ICANN is a non-profit whose responsibilities include coordinating and ensuring the security, stability and resiliency of the Internet's unique global identifiers such as IP address allocations, AS and protocol numbers, and digitally signing and maintaining the root zone of the Internet.
Jeff is uniquely qualified with his ability to bridge the gap between the underground researcher community and law enforcement, between the worlds of pure research and responsible application. As such, he is a popular keynote speaker at conferences and referenced in the Associated Press, CNN, New York Times, Reuters, Vanity Fair, and the Wall Street Journal. In 2011 Moss received the ICSA President's Award for Public Service and in 2012 he was named in Discovery Magazines "top 100 stories of 2012" as story #50.
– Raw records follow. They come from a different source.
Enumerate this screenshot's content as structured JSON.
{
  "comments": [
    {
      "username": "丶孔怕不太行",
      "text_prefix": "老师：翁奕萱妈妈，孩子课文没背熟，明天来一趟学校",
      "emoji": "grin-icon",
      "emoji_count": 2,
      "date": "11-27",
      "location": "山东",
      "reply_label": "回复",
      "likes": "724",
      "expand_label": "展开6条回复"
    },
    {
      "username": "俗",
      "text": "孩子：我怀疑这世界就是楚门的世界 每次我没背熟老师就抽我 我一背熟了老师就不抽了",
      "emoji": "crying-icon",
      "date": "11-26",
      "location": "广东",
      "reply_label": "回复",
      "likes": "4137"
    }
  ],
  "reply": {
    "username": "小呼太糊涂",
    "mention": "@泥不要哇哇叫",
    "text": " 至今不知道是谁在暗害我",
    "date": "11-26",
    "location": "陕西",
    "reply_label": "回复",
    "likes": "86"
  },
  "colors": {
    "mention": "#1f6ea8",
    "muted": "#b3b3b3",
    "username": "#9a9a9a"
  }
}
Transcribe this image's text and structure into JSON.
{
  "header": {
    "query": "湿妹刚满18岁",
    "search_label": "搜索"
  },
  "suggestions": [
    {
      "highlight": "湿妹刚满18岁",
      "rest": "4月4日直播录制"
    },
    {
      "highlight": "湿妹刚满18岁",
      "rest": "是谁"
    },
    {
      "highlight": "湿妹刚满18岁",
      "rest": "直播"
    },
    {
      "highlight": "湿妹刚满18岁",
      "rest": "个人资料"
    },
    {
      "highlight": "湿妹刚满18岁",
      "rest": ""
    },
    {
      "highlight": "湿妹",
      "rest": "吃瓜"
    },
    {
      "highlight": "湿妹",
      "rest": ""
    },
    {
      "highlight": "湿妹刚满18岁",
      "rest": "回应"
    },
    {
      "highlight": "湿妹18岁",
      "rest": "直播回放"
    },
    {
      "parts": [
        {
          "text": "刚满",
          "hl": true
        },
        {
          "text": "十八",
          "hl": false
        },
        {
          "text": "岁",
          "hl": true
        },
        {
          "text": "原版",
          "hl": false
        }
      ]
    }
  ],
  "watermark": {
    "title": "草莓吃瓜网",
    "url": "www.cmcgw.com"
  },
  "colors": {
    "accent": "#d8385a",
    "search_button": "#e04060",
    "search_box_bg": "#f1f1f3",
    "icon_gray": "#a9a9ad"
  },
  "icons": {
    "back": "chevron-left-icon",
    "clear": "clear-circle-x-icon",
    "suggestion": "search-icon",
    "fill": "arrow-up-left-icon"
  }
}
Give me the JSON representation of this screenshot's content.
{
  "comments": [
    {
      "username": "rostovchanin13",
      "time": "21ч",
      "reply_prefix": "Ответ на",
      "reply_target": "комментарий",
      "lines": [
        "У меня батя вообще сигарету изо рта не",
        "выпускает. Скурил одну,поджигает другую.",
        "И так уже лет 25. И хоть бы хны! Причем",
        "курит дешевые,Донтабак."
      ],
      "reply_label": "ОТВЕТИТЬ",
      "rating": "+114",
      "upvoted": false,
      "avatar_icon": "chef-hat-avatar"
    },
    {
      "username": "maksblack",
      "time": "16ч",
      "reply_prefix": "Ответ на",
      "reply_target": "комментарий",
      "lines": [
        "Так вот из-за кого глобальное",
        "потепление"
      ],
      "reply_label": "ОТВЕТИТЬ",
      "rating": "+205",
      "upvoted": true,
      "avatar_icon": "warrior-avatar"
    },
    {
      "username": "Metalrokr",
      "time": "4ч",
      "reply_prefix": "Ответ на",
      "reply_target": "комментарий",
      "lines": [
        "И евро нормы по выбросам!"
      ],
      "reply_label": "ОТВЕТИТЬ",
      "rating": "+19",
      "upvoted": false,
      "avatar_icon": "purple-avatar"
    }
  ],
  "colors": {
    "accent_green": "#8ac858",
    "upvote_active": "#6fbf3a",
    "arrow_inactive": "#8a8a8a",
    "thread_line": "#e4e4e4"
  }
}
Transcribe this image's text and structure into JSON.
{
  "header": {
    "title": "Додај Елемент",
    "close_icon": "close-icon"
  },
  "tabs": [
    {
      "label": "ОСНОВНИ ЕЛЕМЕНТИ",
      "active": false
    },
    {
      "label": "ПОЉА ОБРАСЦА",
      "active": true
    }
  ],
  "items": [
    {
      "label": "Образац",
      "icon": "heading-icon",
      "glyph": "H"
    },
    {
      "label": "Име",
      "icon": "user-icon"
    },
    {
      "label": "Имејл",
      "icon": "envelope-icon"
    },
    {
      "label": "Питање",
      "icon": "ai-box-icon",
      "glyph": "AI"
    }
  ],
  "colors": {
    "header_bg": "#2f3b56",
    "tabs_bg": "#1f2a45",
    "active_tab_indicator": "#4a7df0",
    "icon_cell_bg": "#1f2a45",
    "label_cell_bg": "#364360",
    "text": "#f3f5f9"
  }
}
Prior to ICANN Moss was the founder and CEO of Black Hat, where he remains as Conference Chair. He was a director at Secure Computing Corporation where he helped establish the Professional Services Department in the United States, Asia, and Australia. He has also worked for Ernst & Young, LLP in their Information System Security division. Moss graduated from Gonzaga University with a BA in Criminal Justice. He currently serves as a member of the U.S. Department of Homeland Security Advisory Council, and is a member of the Council on Foreign Relations.